Exercise instructions | Your answer should consist solely of the lines from the one containing "Output a JSON" through the end of the entries below, duplicated exactly.

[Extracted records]
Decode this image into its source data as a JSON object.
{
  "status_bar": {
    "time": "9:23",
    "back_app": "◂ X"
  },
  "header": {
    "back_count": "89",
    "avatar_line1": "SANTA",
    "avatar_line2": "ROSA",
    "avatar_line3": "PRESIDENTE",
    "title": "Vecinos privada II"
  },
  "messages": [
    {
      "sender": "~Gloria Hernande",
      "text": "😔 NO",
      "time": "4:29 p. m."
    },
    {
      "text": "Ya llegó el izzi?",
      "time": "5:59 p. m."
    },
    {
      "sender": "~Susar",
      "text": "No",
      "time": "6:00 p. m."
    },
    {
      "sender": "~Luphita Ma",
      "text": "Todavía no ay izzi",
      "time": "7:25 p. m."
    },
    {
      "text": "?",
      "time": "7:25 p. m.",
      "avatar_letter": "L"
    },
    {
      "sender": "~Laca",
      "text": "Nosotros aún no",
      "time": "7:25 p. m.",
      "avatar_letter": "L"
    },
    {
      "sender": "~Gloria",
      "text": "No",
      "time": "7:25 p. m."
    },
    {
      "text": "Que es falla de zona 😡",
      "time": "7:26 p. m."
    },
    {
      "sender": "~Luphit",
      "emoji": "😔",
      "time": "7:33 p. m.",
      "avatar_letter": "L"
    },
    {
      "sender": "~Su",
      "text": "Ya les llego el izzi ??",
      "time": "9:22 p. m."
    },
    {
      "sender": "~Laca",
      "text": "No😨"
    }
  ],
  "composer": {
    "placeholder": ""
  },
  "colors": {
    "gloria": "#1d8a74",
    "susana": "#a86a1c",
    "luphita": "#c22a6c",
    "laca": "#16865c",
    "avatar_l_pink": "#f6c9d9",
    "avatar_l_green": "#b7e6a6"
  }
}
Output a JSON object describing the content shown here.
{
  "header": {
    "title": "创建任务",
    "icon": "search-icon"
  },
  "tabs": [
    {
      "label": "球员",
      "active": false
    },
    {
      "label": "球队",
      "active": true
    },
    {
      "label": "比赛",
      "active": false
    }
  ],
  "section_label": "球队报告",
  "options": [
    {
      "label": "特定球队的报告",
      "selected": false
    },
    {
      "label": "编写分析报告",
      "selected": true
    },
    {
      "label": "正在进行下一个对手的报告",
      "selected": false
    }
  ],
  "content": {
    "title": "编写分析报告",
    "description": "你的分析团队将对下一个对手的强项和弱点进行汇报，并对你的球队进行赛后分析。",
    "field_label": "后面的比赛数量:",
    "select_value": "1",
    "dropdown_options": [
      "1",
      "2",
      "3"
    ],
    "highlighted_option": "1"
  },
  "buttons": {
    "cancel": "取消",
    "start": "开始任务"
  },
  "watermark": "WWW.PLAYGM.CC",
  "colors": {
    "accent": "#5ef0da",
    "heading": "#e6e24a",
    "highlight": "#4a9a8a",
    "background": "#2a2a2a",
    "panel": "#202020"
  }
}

Exercise response |
Output a JSON object describing the content shown here.
{
  "header": {
    "title": "创建任务",
    "icon": "search-icon"
  },
  "tabs": [
    {
      "label": "球员",
      "active": false
    },
    {
      "label": "球队",
      "active": true
    },
    {
      "label": "比赛",
      "active": false
    }
  ],
  "section_label": "球队报告",
  "options": [
    {
      "label": "特定球队的报告",
      "selected": false
    },
    {
      "label": "编写分析报告",
      "selected": true
    },
    {
      "label": "正在进行下一个对手的报告",
      "selected": false
    }
  ],
  "content": {
    "title": "编写分析报告",
    "description": "你的分析团队将对下一个对手的强项和弱点进行汇报，并对你的球队进行赛后分析。",
    "field_label": "后面的比赛数量:",
    "select_value": "1",
    "dropdown_options": [
      "1",
      "2",
      "3"
    ],
    "highlighted_option": "1"
  },
  "buttons": {
    "cancel": "取消",
    "start": "开始任务"
  },
  "watermark": "WWW.PLAYGM.CC",
  "colors": {
    "accent": "#5ef0da",
    "heading": "#e6e24a",
    "highlight": "#4a9a8a",
    "background": "#2a2a2a",
    "panel": "#202020"
  }
}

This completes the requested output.